“It was terrible,” says Lynch. “I was very worried for Woody’s health, when GM went through bankruptcy.” But Woody and his managers derived a plan to save jobs for the staff of nearly 60. Executives gave up bonuses, and all staff took pay cuts; even the purchase of office supplies was scaled back. “We never missed payroll,” Lynch says. “Health insurance was taken care of, and Woody always paid staff before he paid himself.”

Woodring’s generosity extends to his loyal customer base. Lynch says every customer that Woody does business with is promised unwavering service that many dealerships don’t offer. “Some dealerships are content making a big profit on one customer, and they don’t care about making another sale the rest of the week,” she says. “We don’t tolerate that. In this business, you earn customers, and you earn relationships for life. They trust you. You can’t take advantage of customers. If you do, they may not find out today, but they will find out. You’ll never see those people again.”

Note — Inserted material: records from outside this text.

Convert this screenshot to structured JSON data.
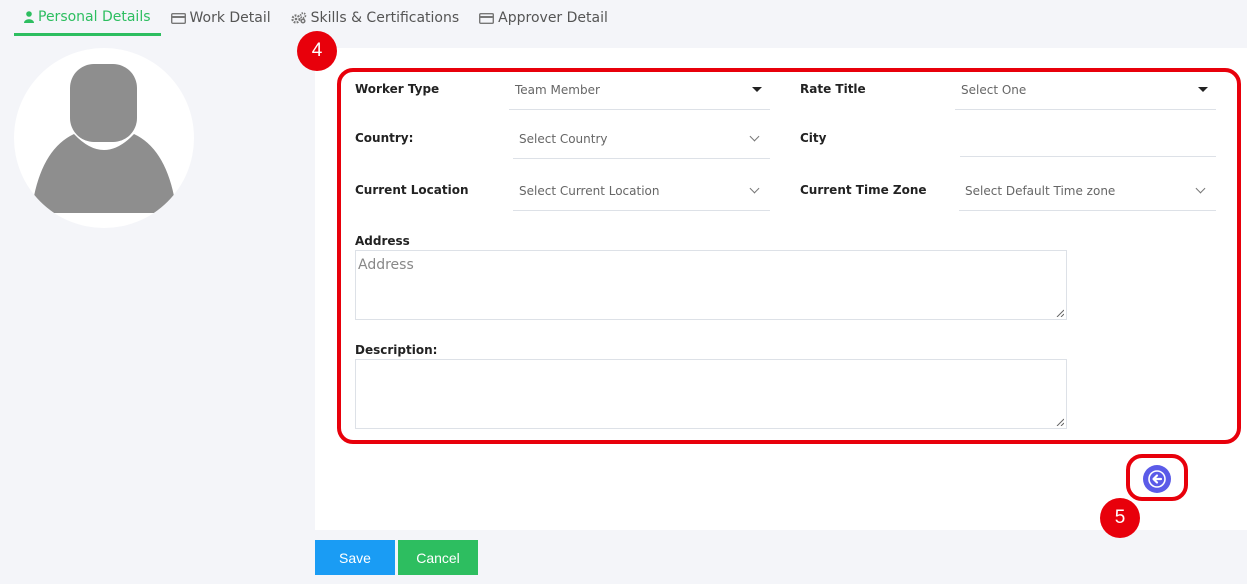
{
  "tabs": [
    {
      "label": "Personal Details",
      "icon": "user-icon",
      "active": true
    },
    {
      "label": "Work Detail",
      "icon": "card-icon"
    },
    {
      "label": "Skills & Certifications",
      "icon": "gears-icon"
    },
    {
      "label": "Approver Detail",
      "icon": "card-icon"
    }
  ],
  "annotations": {
    "form_marker": "4",
    "back_marker": "5",
    "highlight_color": "#e8000b"
  },
  "form": {
    "worker_type": {
      "label": "Worker Type",
      "value": "Team Member"
    },
    "rate_title": {
      "label": "Rate Title",
      "value": "Select One"
    },
    "country": {
      "label": "Country:",
      "value": "Select Country"
    },
    "city": {
      "label": "City",
      "value": ""
    },
    "current_location": {
      "label": "Current Location",
      "value": "Select Current Location"
    },
    "time_zone": {
      "label": "Current Time Zone",
      "value": "Select Default Time zone"
    },
    "address": {
      "label": "Address",
      "placeholder": "Address"
    },
    "description": {
      "label": "Description:",
      "placeholder": ""
    }
  },
  "buttons": {
    "save": "Save",
    "cancel": "Cancel"
  },
  "colors": {
    "active_tab": "#2dbe60",
    "save": "#1a9cf4",
    "cancel": "#2dbe60",
    "back_button": "#5b5be8"
  }
}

Through its valet service, the dealership delivers a newly purchased vehicle to the owner’s driveway or place of business. If your car needs service, Woody Buick delivers a replacement vehicle, then brings your car back washed and vacuumed.

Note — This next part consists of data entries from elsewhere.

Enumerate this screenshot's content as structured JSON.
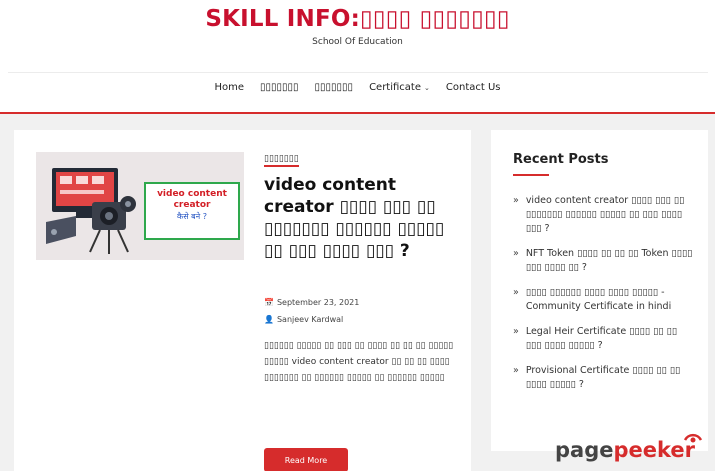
{
  "header": {
    "site_title": "SKILL INFO:▯▯▯▯ ▯▯▯▯▯▯▯",
    "tagline": "School Of Education"
  },
  "nav": {
    "items": [
      {
        "label": "Home"
      },
      {
        "label": "▯▯▯▯▯▯▯"
      },
      {
        "label": "▯▯▯▯▯▯▯"
      },
      {
        "label": "Certificate",
        "has_dropdown": true
      },
      {
        "label": "Contact Us"
      }
    ]
  },
  "post": {
    "thumbnail": {
      "line1": "video content",
      "line2": "creator",
      "line3": "कैसे बने ?"
    },
    "category": "▯▯▯▯▯▯▯",
    "title": "video content creator ▯▯▯▯ ▯▯▯ ▯▯ ▯▯▯▯▯▯▯ ▯▯▯▯▯▯ ▯▯▯▯▯ ▯▯ ▯▯▯ ▯▯▯▯ ▯▯▯ ?",
    "date": "September 23, 2021",
    "author": "Sanjeev Kardwal",
    "excerpt": "▯▯▯▯▯▯ ▯▯▯▯▯ ▯▯ ▯▯▯ ▯▯ ▯▯▯▯ ▯▯ ▯▯ ▯▯ ▯▯▯▯▯ ▯▯▯▯▯ video content creator ▯▯ ▯▯ ▯▯ ▯▯▯▯ ▯▯▯▯▯▯▯ ▯▯ ▯▯▯▯▯▯ ▯▯▯▯▯ ▯▯ ▯▯▯▯▯▯ ▯▯▯▯▯",
    "read_more": "Read More"
  },
  "sidebar": {
    "title": "Recent Posts",
    "items": [
      "video content creator ▯▯▯▯ ▯▯▯ ▯▯ ▯▯▯▯▯▯▯ ▯▯▯▯▯▯ ▯▯▯▯▯ ▯▯ ▯▯▯ ▯▯▯▯ ▯▯▯ ?",
      "NFT Token ▯▯▯▯ ▯▯ ▯▯ ▯▯ Token ▯▯▯▯ ▯▯▯ ▯▯▯▯ ▯▯ ?",
      "▯▯▯▯ ▯▯▯▯▯▯ ▯▯▯▯ ▯▯▯▯ ▯▯▯▯▯ -Community Certificate in hindi",
      "Legal Heir Certificate ▯▯▯▯ ▯▯ ▯▯ ▯▯▯ ▯▯▯▯ ▯▯▯▯▯ ?",
      "Provisional Certificate ▯▯▯▯ ▯▯ ▯▯ ▯▯▯▯ ▯▯▯▯▯ ?"
    ]
  },
  "watermark": {
    "part1": "page",
    "part2": "peeker"
  }
}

“That way you don’t have to sit and wait here at the dealership,” Lynch says. “A lot of people don’t have time. People work, and then they don’t want to give up family time on Saturday to sit here, and they shouldn’t have to. It’s not necessary.”

Woody Buick also offers a 24-hour test drive policy for customers interested in purchasing a new vehicle.

“When you do a 15-minute test drive with someone in the back seat, you get nervous,” Lynch says. “You feel more comfortable if you can drive around with your family and actually put the vehicle in your garage.”

The service department has a preferred owners program that returns to customers 5 percent of what they spend in service repairs. The reward points can be used for car rentals, repairs, parts or services like tire rotation.

While there are dealerships closer to his home, Brett L. Sechler of Rockford has purchased three vehicles in four years from Woody Buick. The retired school teacher heard about the dealership from a co-worker, who gave the business a ringing endorsement. Sechler negotiated his purchase of an Acadia over the phone. The price was right, so he ordered the car sight unseen. When he needs an oil change, a Woody employee drives to Sechler’s Rockford home and picks up his car; a replacement vehicle is at his door whenever his car needs repair.

Sechler has been so impressed that he’s recommended Woody Buick to dozens of contacts. “I was treated like royalty,” he says. “I’ve never done business with a dealership like Woody. They work around your schedule. They’re friendly, and they’ll bend over backward for their customers.”

Lynch knows the importance of good customer service. She was once a car customer herself, which is how she ended up selling cars. In 1999, Lynch owned a hair salon and was in the market for a new car. Unhappy with how she was treated at other dealerships, she walked into Navarrete Pontiac GMC and found her dream car. Impressed with her knowledge and her moxie, the dealership offered her a part-time sales position on the spot. Over time, Lynch went to work for a neighboring car dealer and later enrolled herself in a minority dealership program, in hopes of getting her own dealership. In time, she landed with Woodring, when he opened his Elgin location.

“I love interacting with people,” she says. “I enjoy working with a customer who has a preconceived notion that he or she is going to be jerked around and not be treated fairly. That person always walks in with a chip on his shoulder. I love turning that person into a happy customer, when he tells me it was the best experience he ever had buying a car.”

That enthusiasm is evident in Woody Buick’s television advertising. The commercials star Woodring and Lynch, whose on-camera rapport is no act. “We’re both average people,” she says. “We can relate to our customers. Woody is the same person you see on TV. He’s a goofball. He comes up with crazy ideas, and I’m the straight person.”

Over the years, Lynch has observed a change in the way people buy cars. “They used to walk into a dealership and not know anything about the car,” she says. “Now, people shop via the Internet before they come into the dealership. They don’t have the time to come in, or they don’t like confrontation. They don’t want to argue over the price of the car or its trade value. We don’t argue. We’re not going to lose your business over a few hundred bucks.”

For the past few years, GM has gradually consolidated Buick with GMC and former Pontiac dealerships, to create the current Buick-GMC network. During GM’s Chapter 11 reorganization in 2009, the company designated Buick as a core brand and unveiled the new LaCrosse sedan, which was well received by the buying public. The LaCrosse remains one of the most popular Buick products, along with the Enclave and the GMC Terrain.

“Years ago, we had to talk people into buying our vehicles,” Lynch says. “They would buy them because there was a huge rebate, or they wanted to be loyal to General Motors. Now they’re buying the vehicles because they’re great products. General Motors is a whole new company with new products. They’re just phenomenal.” ❚